Sunday 28 August 2022

397) Italian Chasidim, coffee, chocolates and Sabbatians


A section of the Padua eruv document of 1720 discovered by Dr David Sclar.


This article is based extensively on the research by Dr David Sclar[1] who discovered a fascinating document in Padua’s Jewish community archives[2] describing an eruv (a ‘closed off area’ allowing Jews to carry on Shabbat) which R. Isaiah Bassan (a teacher of R. Moshe Chaim Luzzatto) had established in Padua (northern Italy) in 1720.

Sunday 21 August 2022

396) Which Ovadiah the Ger?

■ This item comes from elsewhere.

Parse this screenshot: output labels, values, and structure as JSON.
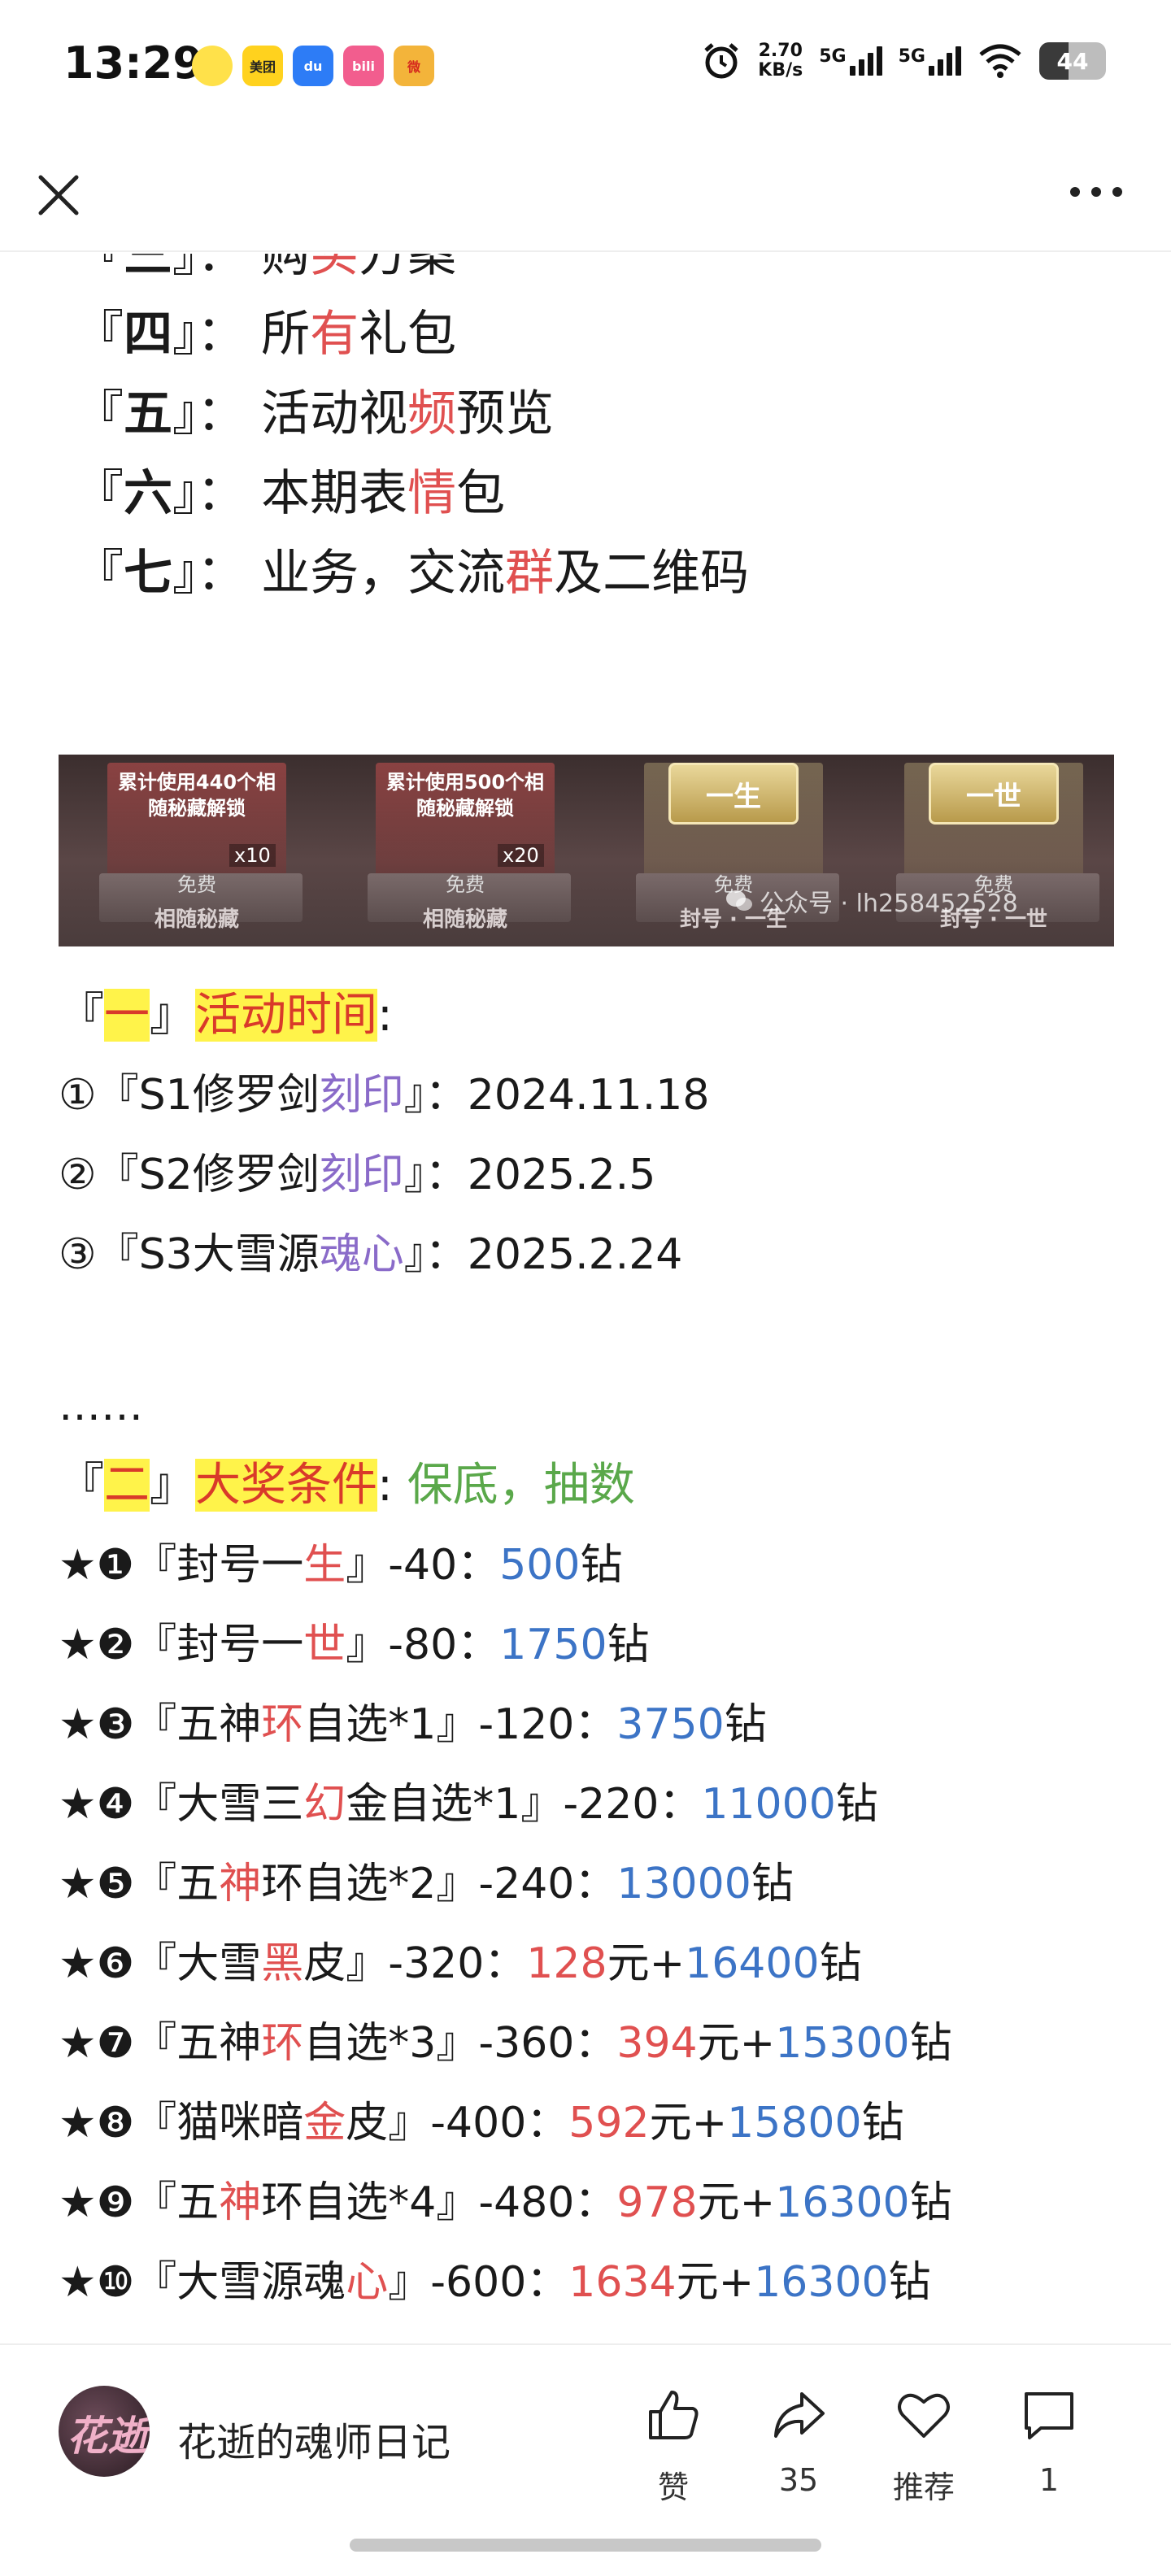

Obadiah the Norman Proselyte who entered the covenant of the God of Israel in the month of Ellul, year 1413 of Documents which is 4862 of Creation

Obadiah the Norman Proselyte and Maimonides - a Case of Non-Intersection

Guest Post by Professor Larry Zamick[1]


I meet such interesting people through this blog. One such personality is Professor Larry Zamick, a distinguished professor of physics at Rutgers University in Piscataway, NJ. Born in Winnipeg, Canada in 1935, he attended the University of Manitoba as an undergraduate and received his PhD in nuclear physics at the Massachusetts Institute of Technology in 1962.

In his own words, Professor Zamick describes himself as “definitely not a Hebrew scholar.” However, his research and findings on the famous twelfth-century Ovadiah the Ger (Convert) contribute towards, if not change the way we understand this chapter of Jewish history. It seems that many confuse two very different Ovadiahs who were both gerim (converts). Some of the errants are distinguished scholars. The first Ovadiah was a former Christian monk born in Oppido Lucano (Southern Italy) as Johannes, the son of a Norman aristocrat named Dreux. He lived just before the second Ovadiah, a former Muslim, who is famous for interacting with Maimonides (when he inquired if, in the prayers, he was permitted to refer to Abraham as his 'father').

Sunday 14 August 2022

395) The Alter Rebbe’s great-grandson who became a proto-Zionist and developed a form of 'natural' messianism.


Rabbi Chaim Tzvi Schneersohn


R. Chaim Tzvi Schneerson (1834-1882) was a fourth-generation descendent of R. Shneur Zalman of Liadi, the founder of the Chabad movement (Gartner 1968:33).[1] He was known as the נין של בעל התניא, or great-grandson of the Baal haTanya.[2] Born in Lubavitch, Belarus in 1834, he emigrated to Palestine with his family in 1840 and was ordained as a rabbi at his Bar Mitzvah. Later, he taught himself English and became an important emissary and fund-raiser for Collel Chabad, which was founded in 1788 by R. Shneur Zalman, and is to this day the oldest continuously operating charity in Israel. 

During one of his fundraising trips outside of the Holy Land, R. Schneersohn became convinced that the Jews would be redeemed - not by messianic forces(!) - but instead by a series of natural and human events eventually culminating in the fulfilment of the Jewish eschatological dream of the final redemption.

Sunday 7 August 2022

394) Berachia’s attempt to replace ‘Midrashic fantasy’ with ‘naturalistic rationalism’


Mishlei Shu’alim (“Fox Fables,” Hebrew Version Of Aesop’s Fables) By Berachia Ben Natronai HaNakdan.


This article is based extensively on the research by Professor Tamás Visi[1] and explores the thought of Berachia ben Natronai haNakdan who lived around the twelfth and thirteenth centuries in Normandy, England and Provence (southern France). Berachia bases himself on some of the more rationalist ideas of Rav Saadia Gaon (882-942) and develops them further in his Sefer haChibur, Mussar, Sefer haMetzaref as well as his Dodi veNechdi (a work of twelfth-century scientific questions and answers, supposedly between an uncle and his nephew).[2]